Brief: Examine the entries and show every line in which the word "JSON" is found.

Data supplied:

□ □ □ □ □

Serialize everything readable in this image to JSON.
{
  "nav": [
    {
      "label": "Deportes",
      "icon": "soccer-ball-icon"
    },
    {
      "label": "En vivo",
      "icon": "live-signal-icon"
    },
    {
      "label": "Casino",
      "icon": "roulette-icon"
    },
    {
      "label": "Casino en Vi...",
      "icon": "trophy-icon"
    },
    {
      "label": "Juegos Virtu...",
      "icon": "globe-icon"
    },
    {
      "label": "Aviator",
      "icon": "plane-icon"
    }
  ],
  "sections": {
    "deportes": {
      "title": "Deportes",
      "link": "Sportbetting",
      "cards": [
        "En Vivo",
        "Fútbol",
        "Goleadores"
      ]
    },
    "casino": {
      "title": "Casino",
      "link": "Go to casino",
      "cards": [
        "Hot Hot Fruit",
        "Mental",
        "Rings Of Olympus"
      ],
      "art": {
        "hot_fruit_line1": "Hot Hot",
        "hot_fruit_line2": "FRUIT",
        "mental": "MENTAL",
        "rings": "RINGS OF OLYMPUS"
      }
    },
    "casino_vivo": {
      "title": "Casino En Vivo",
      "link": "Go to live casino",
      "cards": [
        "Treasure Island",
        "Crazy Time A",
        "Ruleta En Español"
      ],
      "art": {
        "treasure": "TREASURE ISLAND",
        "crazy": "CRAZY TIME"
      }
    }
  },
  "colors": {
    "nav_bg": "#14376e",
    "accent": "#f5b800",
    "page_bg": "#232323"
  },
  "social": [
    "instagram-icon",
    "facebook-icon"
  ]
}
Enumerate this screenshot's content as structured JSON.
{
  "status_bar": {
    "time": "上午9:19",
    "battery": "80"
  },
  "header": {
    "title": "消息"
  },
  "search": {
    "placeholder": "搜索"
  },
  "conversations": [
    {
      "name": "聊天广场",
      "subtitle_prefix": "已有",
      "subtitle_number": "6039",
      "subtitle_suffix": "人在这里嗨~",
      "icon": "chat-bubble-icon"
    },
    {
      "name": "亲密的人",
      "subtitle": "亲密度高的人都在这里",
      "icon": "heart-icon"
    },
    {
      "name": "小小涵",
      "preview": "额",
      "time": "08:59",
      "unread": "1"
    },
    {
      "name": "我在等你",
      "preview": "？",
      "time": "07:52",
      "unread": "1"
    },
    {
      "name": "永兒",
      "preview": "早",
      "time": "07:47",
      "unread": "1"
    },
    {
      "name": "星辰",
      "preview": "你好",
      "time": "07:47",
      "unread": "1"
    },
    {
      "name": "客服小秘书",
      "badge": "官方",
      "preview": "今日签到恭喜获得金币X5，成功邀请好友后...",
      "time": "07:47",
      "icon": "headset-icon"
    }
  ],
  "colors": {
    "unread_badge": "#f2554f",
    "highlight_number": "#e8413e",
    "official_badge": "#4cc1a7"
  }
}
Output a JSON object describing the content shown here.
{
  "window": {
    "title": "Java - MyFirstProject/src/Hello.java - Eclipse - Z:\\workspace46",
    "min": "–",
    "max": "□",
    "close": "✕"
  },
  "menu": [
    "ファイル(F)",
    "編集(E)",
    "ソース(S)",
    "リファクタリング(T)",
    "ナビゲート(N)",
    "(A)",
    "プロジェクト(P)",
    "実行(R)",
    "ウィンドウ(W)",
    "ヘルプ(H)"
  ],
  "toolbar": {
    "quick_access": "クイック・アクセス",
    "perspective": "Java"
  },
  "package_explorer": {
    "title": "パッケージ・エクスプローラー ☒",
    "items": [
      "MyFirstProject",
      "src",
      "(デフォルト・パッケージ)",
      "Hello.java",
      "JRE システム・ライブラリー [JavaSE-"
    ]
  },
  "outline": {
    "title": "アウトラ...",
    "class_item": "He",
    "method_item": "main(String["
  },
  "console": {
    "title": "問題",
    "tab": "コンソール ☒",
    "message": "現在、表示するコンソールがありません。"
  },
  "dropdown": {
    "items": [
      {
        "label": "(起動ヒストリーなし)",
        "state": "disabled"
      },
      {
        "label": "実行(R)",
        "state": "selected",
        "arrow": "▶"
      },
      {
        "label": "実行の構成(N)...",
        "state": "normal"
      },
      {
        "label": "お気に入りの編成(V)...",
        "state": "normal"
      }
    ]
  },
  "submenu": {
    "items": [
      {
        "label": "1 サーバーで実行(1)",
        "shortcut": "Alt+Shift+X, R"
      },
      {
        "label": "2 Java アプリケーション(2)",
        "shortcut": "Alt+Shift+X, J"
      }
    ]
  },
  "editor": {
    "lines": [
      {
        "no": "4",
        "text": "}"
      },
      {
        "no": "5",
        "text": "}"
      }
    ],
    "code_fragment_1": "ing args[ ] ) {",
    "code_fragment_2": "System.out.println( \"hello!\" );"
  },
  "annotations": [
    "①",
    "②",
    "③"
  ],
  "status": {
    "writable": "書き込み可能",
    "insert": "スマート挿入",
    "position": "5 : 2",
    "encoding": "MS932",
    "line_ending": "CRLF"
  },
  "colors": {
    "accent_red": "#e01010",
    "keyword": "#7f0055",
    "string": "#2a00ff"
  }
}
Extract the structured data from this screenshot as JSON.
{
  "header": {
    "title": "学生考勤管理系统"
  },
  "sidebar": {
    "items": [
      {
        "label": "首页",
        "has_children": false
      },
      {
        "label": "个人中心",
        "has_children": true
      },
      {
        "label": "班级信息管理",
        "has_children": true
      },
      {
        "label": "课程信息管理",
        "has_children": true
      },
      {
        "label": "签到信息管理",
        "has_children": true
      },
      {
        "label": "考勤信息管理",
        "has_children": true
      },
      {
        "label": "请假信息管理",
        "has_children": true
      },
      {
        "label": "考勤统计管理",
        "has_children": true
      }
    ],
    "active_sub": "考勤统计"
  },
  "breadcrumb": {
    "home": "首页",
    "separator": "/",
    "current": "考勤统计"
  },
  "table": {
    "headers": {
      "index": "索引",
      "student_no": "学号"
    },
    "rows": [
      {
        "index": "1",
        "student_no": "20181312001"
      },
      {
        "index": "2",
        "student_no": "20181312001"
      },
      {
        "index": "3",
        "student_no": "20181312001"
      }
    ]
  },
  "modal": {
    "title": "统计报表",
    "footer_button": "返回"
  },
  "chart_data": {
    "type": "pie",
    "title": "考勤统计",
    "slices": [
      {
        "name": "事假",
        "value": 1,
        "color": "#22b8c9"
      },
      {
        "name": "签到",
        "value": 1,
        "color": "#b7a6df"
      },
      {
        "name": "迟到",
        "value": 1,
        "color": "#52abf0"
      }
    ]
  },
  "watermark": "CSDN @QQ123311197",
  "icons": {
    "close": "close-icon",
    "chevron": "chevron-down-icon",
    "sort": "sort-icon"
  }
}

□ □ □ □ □

Written solution:
Serialize everything readable in this image to JSON.
Enumerate this screenshot's content as structured JSON.
Output a JSON object describing the content shown here.
Extract the structured data from this screenshot as JSON.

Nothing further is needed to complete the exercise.